So then who? Who were the names last time? Will Muschamp? Turner Gill? Do you want those guys? Sure, there's going to be a hot coordinator. There will be a retread. There will be a fallen NFL guy. But there isn't going to be a Nick Saban or a Les Miles. So stop it. It's easy to start down this path when you spend 1/6 of your season competing against those two guys. But you aren't getting those two guys. Meanwhile, the guy you have and the staff that he surrounded himself with gave you your first national championship in 50 years. Whether that was because he/they managed to bring in the best SEC quarterback of my lifetime is debatable, but he/they did it, and to the chagrin of everyone, they did it above board.

That buys a lot of time. And the only reason you have these wild expectations now are because of 2010. Rewind. If Chizik goes 8-5, 10-3, 8-5 in his first three seasons, are we having this conversation two weeks into the season?

3. The moment for concern. All of that said, talking you off the ledge, allow me to pinpoint one moment Saturday that was most concerning:

It's 7-3 at half. Auburn has been absolutely dominated by Mississippi State for 30 minutes. Still, it finds itself down by just four points going into the locker room. It gets the ball to start the second half. Onterio McCalebb returns the opening kick 100 yards for a touchdown. And somehow you now find yourself ahead 10-7. And you can't find the gumption, the desire, the want-to, the balls to prevent Mississippi State, the Bulldogs, the team from Starkvegas from reeling off three unanswered touchdowns? How does that even happen?
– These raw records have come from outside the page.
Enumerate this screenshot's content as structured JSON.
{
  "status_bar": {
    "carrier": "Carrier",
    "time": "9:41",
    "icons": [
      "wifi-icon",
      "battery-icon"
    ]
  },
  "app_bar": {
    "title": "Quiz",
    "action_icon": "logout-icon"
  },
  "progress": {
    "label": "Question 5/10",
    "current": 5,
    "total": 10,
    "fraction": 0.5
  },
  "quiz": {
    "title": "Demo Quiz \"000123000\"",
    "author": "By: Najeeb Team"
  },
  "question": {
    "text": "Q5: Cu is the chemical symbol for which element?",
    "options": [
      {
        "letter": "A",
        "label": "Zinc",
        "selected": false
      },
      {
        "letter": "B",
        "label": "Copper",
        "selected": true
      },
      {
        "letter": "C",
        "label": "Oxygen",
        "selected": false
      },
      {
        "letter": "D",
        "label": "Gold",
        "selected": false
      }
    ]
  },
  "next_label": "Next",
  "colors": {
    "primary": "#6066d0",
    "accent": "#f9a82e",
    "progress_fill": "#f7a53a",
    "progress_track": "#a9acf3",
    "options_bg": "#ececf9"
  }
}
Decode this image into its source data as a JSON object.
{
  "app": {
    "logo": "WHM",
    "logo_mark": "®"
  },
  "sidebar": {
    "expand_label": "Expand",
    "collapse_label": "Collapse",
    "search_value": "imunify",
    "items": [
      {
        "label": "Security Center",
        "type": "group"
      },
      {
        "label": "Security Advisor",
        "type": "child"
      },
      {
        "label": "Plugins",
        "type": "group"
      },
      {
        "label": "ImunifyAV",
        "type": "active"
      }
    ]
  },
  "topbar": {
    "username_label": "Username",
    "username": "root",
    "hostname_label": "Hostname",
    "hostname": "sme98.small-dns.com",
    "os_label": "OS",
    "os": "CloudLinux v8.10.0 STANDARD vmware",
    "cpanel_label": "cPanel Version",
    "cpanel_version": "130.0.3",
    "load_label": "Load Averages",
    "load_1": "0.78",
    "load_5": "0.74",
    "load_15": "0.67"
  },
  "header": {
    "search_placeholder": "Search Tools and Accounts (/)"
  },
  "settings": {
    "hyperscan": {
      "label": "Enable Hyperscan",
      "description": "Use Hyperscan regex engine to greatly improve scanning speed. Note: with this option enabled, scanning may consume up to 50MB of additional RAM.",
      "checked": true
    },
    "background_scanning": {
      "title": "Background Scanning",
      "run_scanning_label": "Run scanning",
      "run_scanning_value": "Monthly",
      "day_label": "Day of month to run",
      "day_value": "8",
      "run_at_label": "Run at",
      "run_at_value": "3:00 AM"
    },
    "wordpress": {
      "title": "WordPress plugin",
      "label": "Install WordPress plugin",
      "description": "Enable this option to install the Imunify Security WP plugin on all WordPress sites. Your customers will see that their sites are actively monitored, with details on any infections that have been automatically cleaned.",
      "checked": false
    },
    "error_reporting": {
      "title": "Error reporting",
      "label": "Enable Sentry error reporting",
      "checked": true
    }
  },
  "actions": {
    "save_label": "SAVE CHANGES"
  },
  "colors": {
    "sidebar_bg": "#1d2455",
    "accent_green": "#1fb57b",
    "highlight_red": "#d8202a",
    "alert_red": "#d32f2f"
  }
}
Same thing happened last week, just not to the extent -- you find yourself leading Clemson 16-13 in the fourth quarter. And you're simply owned.

That is a problem. I don't know how to fix it, and that's why I'm not paid to fix it. But to have a chance to win and to just quit is incredibly troubling. More so than inefficiencies at the two aforementioned positions, more so than an offense I still don't think we understand, more so than a defense that I think isn't as bad as people want to blame.

There's no leadership, there's no heart, there's no drive. Until that's found, it's not getting better. That is a promise.

4. The rest. I spent a large part of the rest of Saturday taking naps. From what I scanned across, I wonder if Alabama is flawed or if Nick Saban reels this team in to provide teachable moments. From precedent, I have to assume it's the latter. I think Texas A&M and Missouri, while losing, proved they are much closer to the rest of this league than we wanted to believe. Missouri didn't compete at the end, but for the majority of the contest, it felt like it belonged.

The Yell Practice/Yell Leaders thing is super kooky bizarro land. There's never going to be a time it's not weird. Texas A&M felt much more like it belonged in the conference in the offseason. Mostly because of geography. But I don't think I'm ever going to be able to accept this as normal.

That's about all I observed outside of the Auburn game. I had the fortune of spending the evening with one of my dearest friends as we celebrated her birthday at The Nick. There were televisions on football, but after that morning, it didn't really seem important. I'll circle back around to Auburn in closing:

If something drastic doesn't change in a very short amount of time, LSU and Alabama will actually hurt people on this team. And I'm not exaggerating even the slightest. Strap in for a long season, stop to smell the roses and enjoy the company around you. Because you aren't going to have much to celebrate and the drinking is going to be a salve for pain, not an enhancement for the good times. Pace yourself. Throw a water in every now and then. Start the day with coffee. Keep aspirin in the cabinet. Don't set an alarm on Sundays. Godspeed.